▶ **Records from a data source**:
++++++++++
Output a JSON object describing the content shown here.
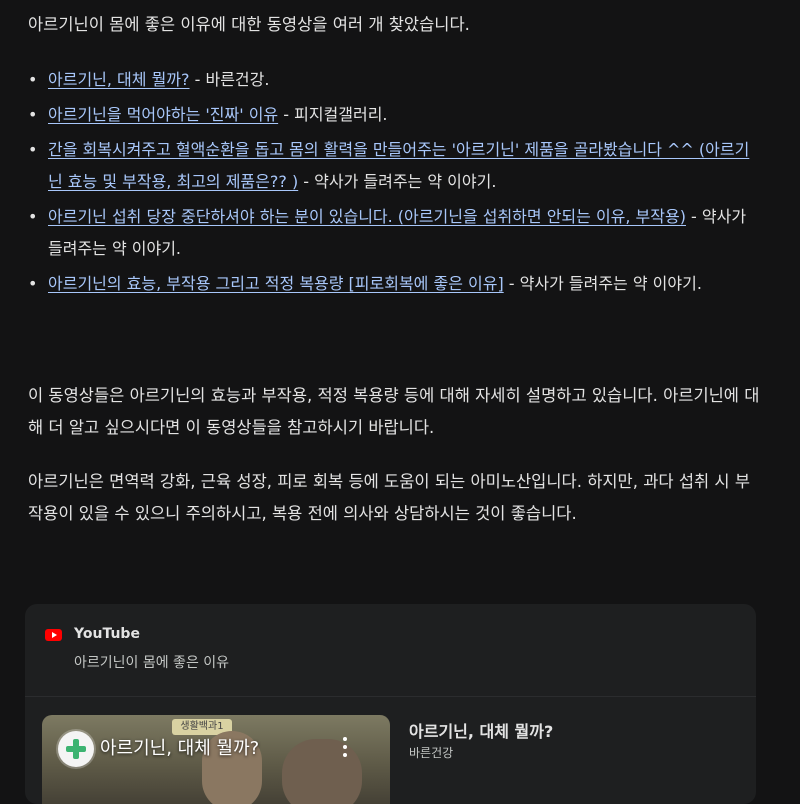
{
  "intro": "아르기닌이 몸에 좋은 이유에 대한 동영상을 여러 개 찾았습니다.",
  "links": [
    {
      "title": "아르기닌, 대체 뭘까?",
      "sep": " - ",
      "source": "바른건강."
    },
    {
      "title": "아르기닌을 먹어야하는 '진짜' 이유",
      "sep": " - ",
      "source": "피지컬갤러리."
    },
    {
      "title": "간을 회복시켜주고 혈액순환을 돕고 몸의 활력을 만들어주는 '아르기닌' 제품을 골라봤습니다 ^^ (아르기닌 효능 및 부작용, 최고의 제품은?? )",
      "sep": " - ",
      "source": "약사가 들려주는 약 이야기."
    },
    {
      "title": "아르기닌 섭취 당장 중단하셔야 하는 분이 있습니다. (아르기닌을 섭취하면 안되는 이유, 부작용)",
      "sep": " - ",
      "source": "약사가 들려주는 약 이야기."
    },
    {
      "title": "아르기닌의 효능, 부작용 그리고 적정 복용량 [피로회복에 좋은 이유]",
      "sep": " - ",
      "source": "약사가 들려주는 약 이야기."
    }
  ],
  "paragraph1": "이 동영상들은 아르기닌의 효능과 부작용, 적정 복용량 등에 대해 자세히 설명하고 있습니다. 아르기닌에 대해 더 알고 싶으시다면 이 동영상들을 참고하시기 바랍니다.",
  "paragraph2": "아르기닌은 면역력 강화, 근육 성장, 피로 회복 등에 도움이 되는 아미노산입니다. 하지만, 과다 섭취 시 부작용이 있을 수 있으니 주의하시고, 복용 전에 의사와 상담하시는 것이 좋습니다.",
  "card": {
    "provider": "YouTube",
    "query": "아르기닌이 몸에 좋은 이유",
    "video": {
      "thumb_title": "아르기닌, 대체 뭘까?",
      "thumb_sign": "생활백과1",
      "title": "아르기닌, 대체 뭘까?",
      "channel": "바른건강"
    }
  },
  "icons": {
    "provider_logo": "youtube-logo-icon",
    "menu": "kebab-menu-icon",
    "channel": "channel-avatar-icon"
  },
  "colors": {
    "background": "#131314",
    "link": "#a8c7fa",
    "card": "#1e1f20",
    "youtube_red": "#ff0000"
  }
}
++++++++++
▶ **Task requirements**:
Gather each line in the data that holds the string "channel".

▶ **Worked solution**:
      "channel": "바른건강"
    "channel": "channel-avatar-icon"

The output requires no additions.